*AIM OF THE TASK:* Word for word, and without a single picture, repeat the entries.
DATA SUPPLIED: Begin
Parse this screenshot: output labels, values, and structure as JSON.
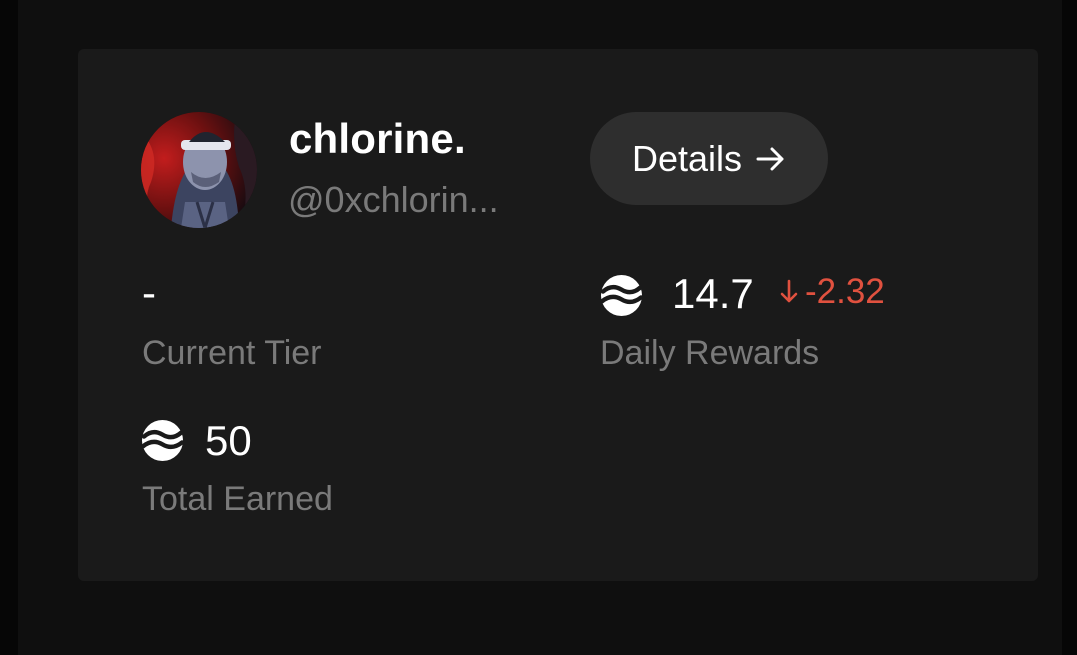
{
  "profile": {
    "display_name": "chlorine.",
    "handle": "@0xchlorin..."
  },
  "details_button": {
    "label": "Details",
    "icon": "arrow-right-icon"
  },
  "stats": {
    "current_tier": {
      "value": "-",
      "label": "Current Tier"
    },
    "daily_rewards": {
      "value": "14.7",
      "change": "-2.32",
      "change_direction": "down",
      "label": "Daily Rewards",
      "icon": "token-icon"
    },
    "total_earned": {
      "value": "50",
      "label": "Total Earned",
      "icon": "token-icon"
    }
  },
  "colors": {
    "background": "#060606",
    "panel": "#0f0f0f",
    "card": "#1a1a1a",
    "button": "#2e2e2e",
    "text_primary": "#ffffff",
    "text_secondary": "#7a7a7a",
    "negative": "#e0513f"
  }
}
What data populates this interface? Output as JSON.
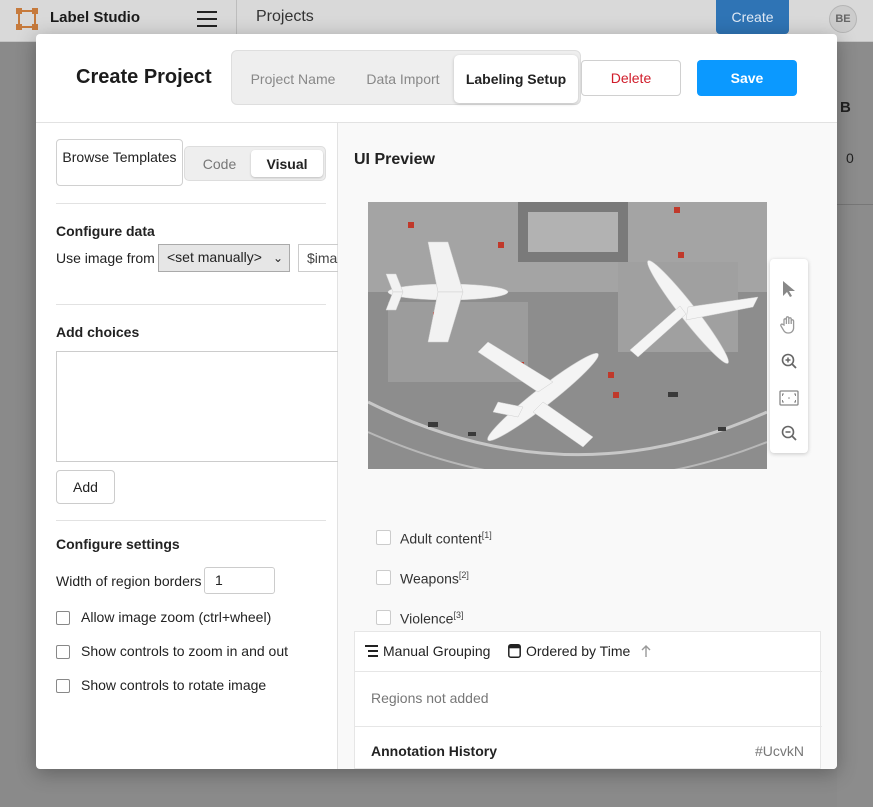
{
  "app": {
    "name": "Label Studio",
    "breadcrumb": "Projects",
    "create_label": "Create",
    "avatar_initials": "BE"
  },
  "background": {
    "column_letter": "B",
    "count": "0"
  },
  "modal": {
    "title": "Create Project",
    "steps": [
      {
        "label": "Project Name",
        "active": false
      },
      {
        "label": "Data Import",
        "active": false
      },
      {
        "label": "Labeling Setup",
        "active": true
      }
    ],
    "delete_label": "Delete",
    "save_label": "Save"
  },
  "config": {
    "browse_label": "Browse Templates",
    "mode_options": [
      "Code",
      "Visual"
    ],
    "mode_selected": "Visual",
    "configure_data_title": "Configure data",
    "use_image_from_label": "Use image from",
    "image_source_value": "<set manually>",
    "image_var_value": "$image",
    "add_choices_title": "Add choices",
    "add_label": "Add",
    "configure_settings_title": "Configure settings",
    "border_width_label": "Width of region borders",
    "border_width_value": "1",
    "settings": [
      {
        "label": "Allow image zoom (ctrl+wheel)",
        "checked": false
      },
      {
        "label": "Show controls to zoom in and out",
        "checked": false
      },
      {
        "label": "Show controls to rotate image",
        "checked": false
      }
    ]
  },
  "preview": {
    "title": "UI Preview",
    "tools": [
      "pointer-icon",
      "hand-icon",
      "zoom-in-icon",
      "fit-icon",
      "zoom-out-icon"
    ],
    "choices": [
      {
        "label": "Adult content",
        "hotkey": "[1]"
      },
      {
        "label": "Weapons",
        "hotkey": "[2]"
      },
      {
        "label": "Violence",
        "hotkey": "[3]"
      }
    ],
    "grouping_label": "Manual Grouping",
    "ordering_label": "Ordered by Time",
    "regions_empty": "Regions not added",
    "history_title": "Annotation History",
    "annotation_id": "#UcvkN"
  },
  "colors": {
    "save": "#0b99ff",
    "delete": "#d01c2a",
    "create": "#2f74b5",
    "logo": "#c67a3c"
  }
}
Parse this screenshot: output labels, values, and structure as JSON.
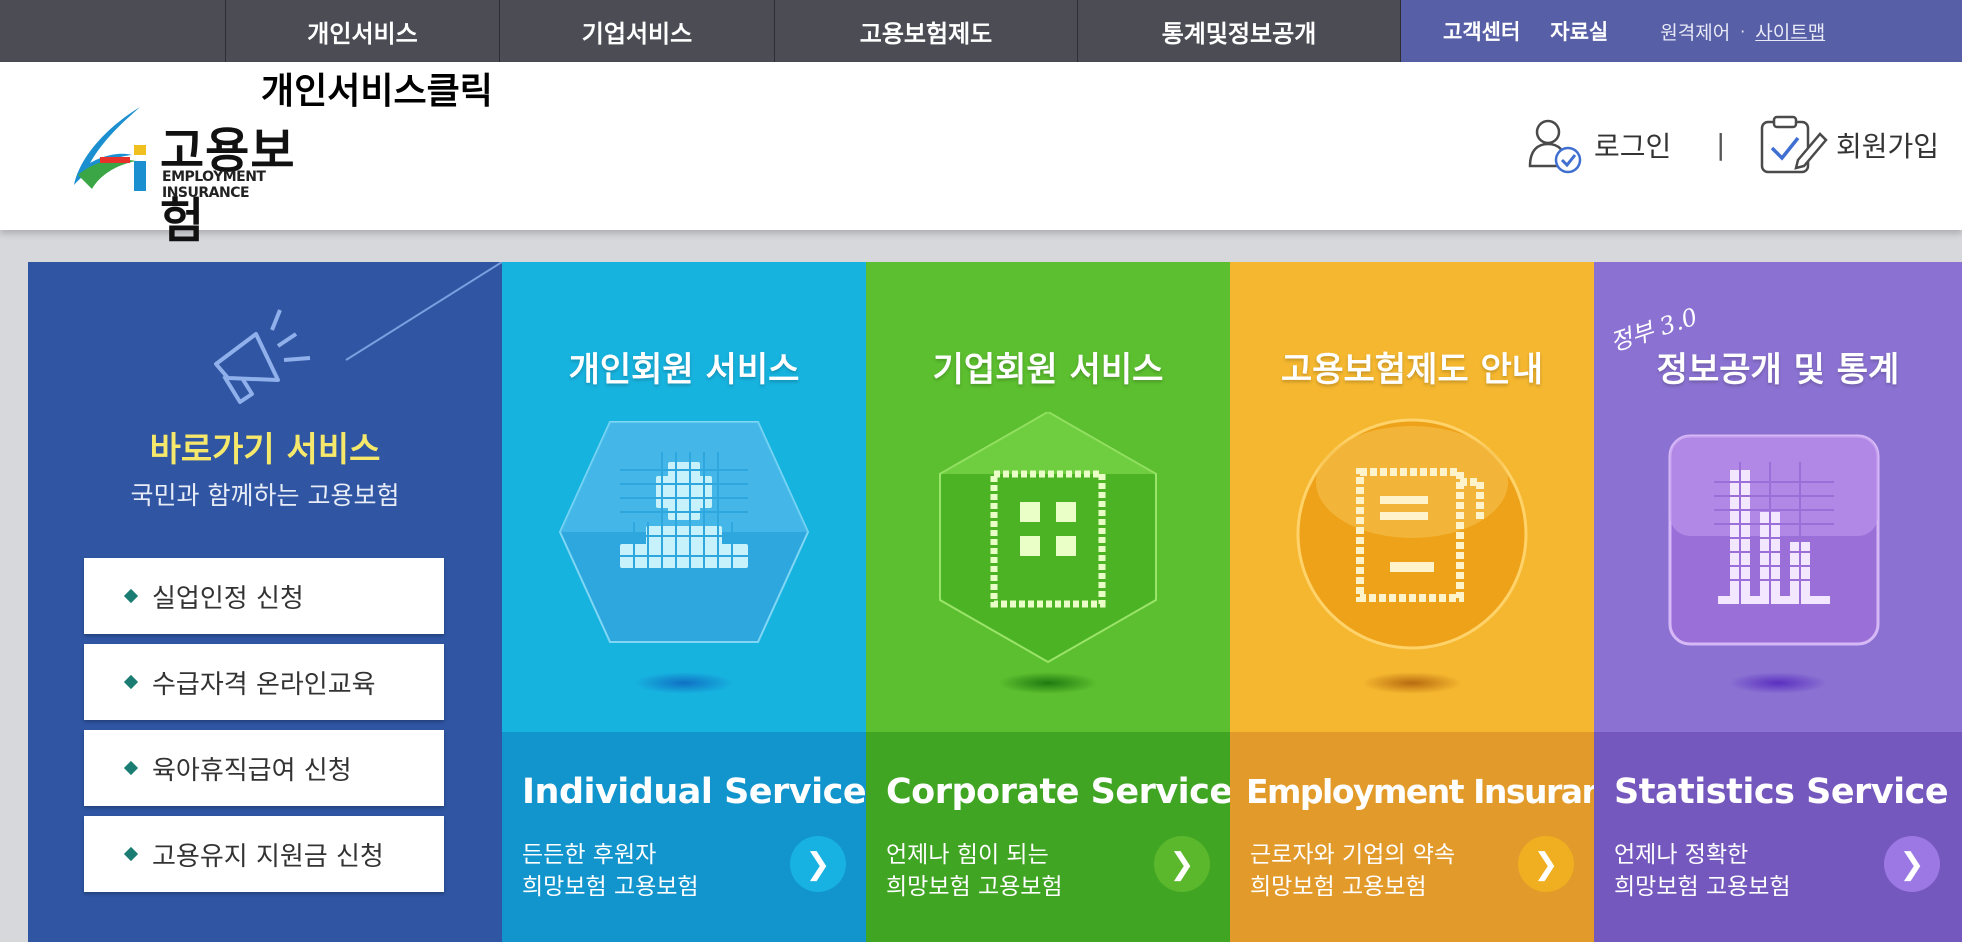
{
  "nav": {
    "items": [
      "개인서비스",
      "기업서비스",
      "고용보험제도",
      "통계및정보공개"
    ],
    "util": {
      "customer_center": "고객센터",
      "archive": "자료실",
      "remote": "원격제어",
      "separator": "·",
      "sitemap": "사이트맵"
    }
  },
  "header": {
    "skip_label": "개인서비스클릭",
    "logo_ko": "고용보험",
    "logo_en": "EMPLOYMENT INSURANCE",
    "login": "로그인",
    "separator": "|",
    "signup": "회원가입"
  },
  "quick": {
    "title": "바로가기 서비스",
    "subtitle": "국민과 함께하는 고용보험",
    "buttons": [
      "실업인정 신청",
      "수급자격 온라인교육",
      "육아휴직급여 신청",
      "고용유지 지원금 신청"
    ]
  },
  "services": [
    {
      "title": "개인회원 서비스",
      "en": "Individual Service",
      "line1": "든든한 후원자",
      "line2": "희망보험 고용보험",
      "icon": "person-icon",
      "color_top": "#17b3df",
      "color_bottom": "#1294cc",
      "arrow_color": "#18b2e2"
    },
    {
      "title": "기업회원 서비스",
      "en": "Corporate Service",
      "line1": "언제나 힘이 되는",
      "line2": "희망보험 고용보험",
      "icon": "building-icon",
      "color_top": "#5cbf2f",
      "color_bottom": "#41a524",
      "arrow_color": "#5bb82c"
    },
    {
      "title": "고용보험제도 안내",
      "en": "Employment Insurance",
      "line1": "근로자와 기업의 약속",
      "line2": "희망보험 고용보험",
      "icon": "document-icon",
      "color_top": "#f4b72f",
      "color_bottom": "#e29b2b",
      "arrow_color": "#efaf20"
    },
    {
      "title": "정보공개 및 통계",
      "en": "Statistics Service",
      "line1": "언제나 정확한",
      "line2": "희망보험 고용보험",
      "icon": "bar-chart-icon",
      "color_top": "#8b72d2",
      "color_bottom": "#7458bd",
      "arrow_color": "#9b78e3",
      "badge": "정부 3.0"
    }
  ],
  "colors": {
    "nav_bg": "#4c4c54",
    "nav_util_bg": "#575fa6",
    "quick_bg": "#2f55a3",
    "quick_title": "#f6e86a"
  }
}
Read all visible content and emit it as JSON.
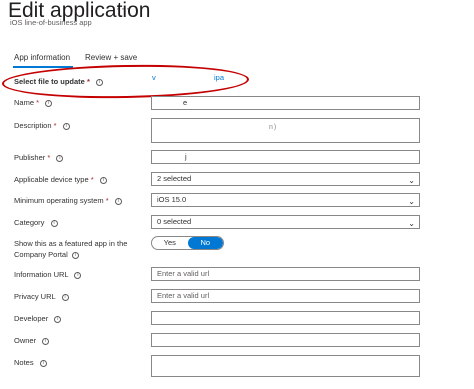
{
  "header": {
    "title": "Edit application",
    "more": "···",
    "subtitle": "iOS line-of-business app"
  },
  "tabs": [
    {
      "label": "App information",
      "selected": true
    },
    {
      "label": "Review + save",
      "selected": false
    }
  ],
  "form": {
    "file": {
      "label": "Select file to update",
      "required": "*",
      "value_a": "v",
      "value_b": "ipa"
    },
    "name": {
      "label": "Name",
      "required": "*",
      "value": "e"
    },
    "description": {
      "label": "Description",
      "required": "*",
      "value": "n)"
    },
    "publisher": {
      "label": "Publisher",
      "required": "*",
      "value": "j"
    },
    "device_type": {
      "label": "Applicable device type",
      "required": "*",
      "value": "2 selected"
    },
    "min_os": {
      "label": "Minimum operating system",
      "required": "*",
      "value": "iOS 15.0"
    },
    "category": {
      "label": "Category",
      "value": "0 selected"
    },
    "featured": {
      "label_line1": "Show this as a featured app in the",
      "label_line2": "Company Portal",
      "yes": "Yes",
      "no": "No",
      "selected": "No"
    },
    "info_url": {
      "label": "Information URL",
      "placeholder": "Enter a valid url"
    },
    "privacy_url": {
      "label": "Privacy URL",
      "placeholder": "Enter a valid url"
    },
    "developer": {
      "label": "Developer",
      "value": ""
    },
    "owner": {
      "label": "Owner",
      "value": ""
    },
    "notes": {
      "label": "Notes",
      "value": ""
    }
  },
  "icons": {
    "info": "info-icon",
    "chevron": "chevron-down-icon",
    "more": "more-icon"
  },
  "colors": {
    "accent": "#0078d4",
    "annotation": "#c40000",
    "required": "#a4262c"
  }
}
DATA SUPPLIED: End
*EXERCISE OUTPUT:*
Parse this screenshot: output labels, values, and structure as JSON.
{
  "profile": {
    "display_name": "chlorine.",
    "handle": "@0xchlorin..."
  },
  "details_button": {
    "label": "Details",
    "icon": "arrow-right-icon"
  },
  "stats": {
    "current_tier": {
      "value": "-",
      "label": "Current Tier"
    },
    "daily_rewards": {
      "value": "14.7",
      "change": "-2.32",
      "change_direction": "down",
      "label": "Daily Rewards",
      "icon": "token-icon"
    },
    "total_earned": {
      "value": "50",
      "label": "Total Earned",
      "icon": "token-icon"
    }
  },
  "colors": {
    "background": "#060606",
    "panel": "#0f0f0f",
    "card": "#1a1a1a",
    "button": "#2e2e2e",
    "text_primary": "#ffffff",
    "text_secondary": "#7a7a7a",
    "negative": "#e0513f"
  }
}
What data populates this interface? Output as JSON.
{
  "app": {
    "name": "Label Studio",
    "breadcrumb": "Projects",
    "create_label": "Create",
    "avatar_initials": "BE"
  },
  "background": {
    "column_letter": "B",
    "count": "0"
  },
  "modal": {
    "title": "Create Project",
    "steps": [
      {
        "label": "Project Name",
        "active": false
      },
      {
        "label": "Data Import",
        "active": false
      },
      {
        "label": "Labeling Setup",
        "active": true
      }
    ],
    "delete_label": "Delete",
    "save_label": "Save"
  },
  "config": {
    "browse_label": "Browse Templates",
    "mode_options": [
      "Code",
      "Visual"
    ],
    "mode_selected": "Visual",
    "configure_data_title": "Configure data",
    "use_image_from_label": "Use image from",
    "image_source_value": "<set manually>",
    "image_var_value": "$image",
    "add_choices_title": "Add choices",
    "add_label": "Add",
    "configure_settings_title": "Configure settings",
    "border_width_label": "Width of region borders",
    "border_width_value": "1",
    "settings": [
      {
        "label": "Allow image zoom (ctrl+wheel)",
        "checked": false
      },
      {
        "label": "Show controls to zoom in and out",
        "checked": false
      },
      {
        "label": "Show controls to rotate image",
        "checked": false
      }
    ]
  },
  "preview": {
    "title": "UI Preview",
    "tools": [
      "pointer-icon",
      "hand-icon",
      "zoom-in-icon",
      "fit-icon",
      "zoom-out-icon"
    ],
    "choices": [
      {
        "label": "Adult content",
        "hotkey": "[1]"
      },
      {
        "label": "Weapons",
        "hotkey": "[2]"
      },
      {
        "label": "Violence",
        "hotkey": "[3]"
      }
    ],
    "grouping_label": "Manual Grouping",
    "ordering_label": "Ordered by Time",
    "regions_empty": "Regions not added",
    "history_title": "Annotation History",
    "annotation_id": "#UcvkN"
  },
  "colors": {
    "save": "#0b99ff",
    "delete": "#d01c2a",
    "create": "#2f74b5",
    "logo": "#c67a3c"
  }
}
Parse this screenshot: output labels, values, and structure as JSON.
{
  "nav": {
    "items": [
      "개인서비스",
      "기업서비스",
      "고용보험제도",
      "통계및정보공개"
    ],
    "util": {
      "customer_center": "고객센터",
      "archive": "자료실",
      "remote": "원격제어",
      "separator": "·",
      "sitemap": "사이트맵"
    }
  },
  "header": {
    "skip_label": "개인서비스클릭",
    "logo_ko": "고용보험",
    "logo_en": "EMPLOYMENT INSURANCE",
    "login": "로그인",
    "separator": "|",
    "signup": "회원가입"
  },
  "quick": {
    "title": "바로가기 서비스",
    "subtitle": "국민과 함께하는 고용보험",
    "buttons": [
      "실업인정 신청",
      "수급자격 온라인교육",
      "육아휴직급여 신청",
      "고용유지 지원금 신청"
    ]
  },
  "services": [
    {
      "title": "개인회원 서비스",
      "en": "Individual Service",
      "line1": "든든한 후원자",
      "line2": "희망보험 고용보험",
      "icon": "person-icon",
      "color_top": "#17b3df",
      "color_bottom": "#1294cc",
      "arrow_color": "#18b2e2"
    },
    {
      "title": "기업회원 서비스",
      "en": "Corporate Service",
      "line1": "언제나 힘이 되는",
      "line2": "희망보험 고용보험",
      "icon": "building-icon",
      "color_top": "#5cbf2f",
      "color_bottom": "#41a524",
      "arrow_color": "#5bb82c"
    },
    {
      "title": "고용보험제도 안내",
      "en": "Employment Insurance",
      "line1": "근로자와 기업의 약속",
      "line2": "희망보험 고용보험",
      "icon": "document-icon",
      "color_top": "#f4b72f",
      "color_bottom": "#e29b2b",
      "arrow_color": "#efaf20"
    },
    {
      "title": "정보공개 및 통계",
      "en": "Statistics Service",
      "line1": "언제나 정확한",
      "line2": "희망보험 고용보험",
      "icon": "bar-chart-icon",
      "color_top": "#8b72d2",
      "color_bottom": "#7458bd",
      "arrow_color": "#9b78e3",
      "badge": "정부 3.0"
    }
  ],
  "colors": {
    "nav_bg": "#4c4c54",
    "nav_util_bg": "#575fa6",
    "quick_bg": "#2f55a3",
    "quick_title": "#f6e86a"
  }
}
Read all visible content and emit it as JSON.
{
  "header": {
    "title": "Edit application",
    "more": "···",
    "subtitle": "iOS line-of-business app"
  },
  "tabs": [
    {
      "label": "App information",
      "selected": true
    },
    {
      "label": "Review + save",
      "selected": false
    }
  ],
  "form": {
    "file": {
      "label": "Select file to update",
      "required": "*",
      "value_a": "v",
      "value_b": "ipa"
    },
    "name": {
      "label": "Name",
      "required": "*",
      "value": "e"
    },
    "description": {
      "label": "Description",
      "required": "*",
      "value": "n)"
    },
    "publisher": {
      "label": "Publisher",
      "required": "*",
      "value": "j"
    },
    "device_type": {
      "label": "Applicable device type",
      "required": "*",
      "value": "2 selected"
    },
    "min_os": {
      "label": "Minimum operating system",
      "required": "*",
      "value": "iOS 15.0"
    },
    "category": {
      "label": "Category",
      "value": "0 selected"
    },
    "featured": {
      "label_line1": "Show this as a featured app in the",
      "label_line2": "Company Portal",
      "yes": "Yes",
      "no": "No",
      "selected": "No"
    },
    "info_url": {
      "label": "Information URL",
      "placeholder": "Enter a valid url"
    },
    "privacy_url": {
      "label": "Privacy URL",
      "placeholder": "Enter a valid url"
    },
    "developer": {
      "label": "Developer",
      "value": ""
    },
    "owner": {
      "label": "Owner",
      "value": ""
    },
    "notes": {
      "label": "Notes",
      "value": ""
    }
  },
  "icons": {
    "info": "info-icon",
    "chevron": "chevron-down-icon",
    "more": "more-icon"
  },
  "colors": {
    "accent": "#0078d4",
    "annotation": "#c40000",
    "required": "#a4262c"
  }
}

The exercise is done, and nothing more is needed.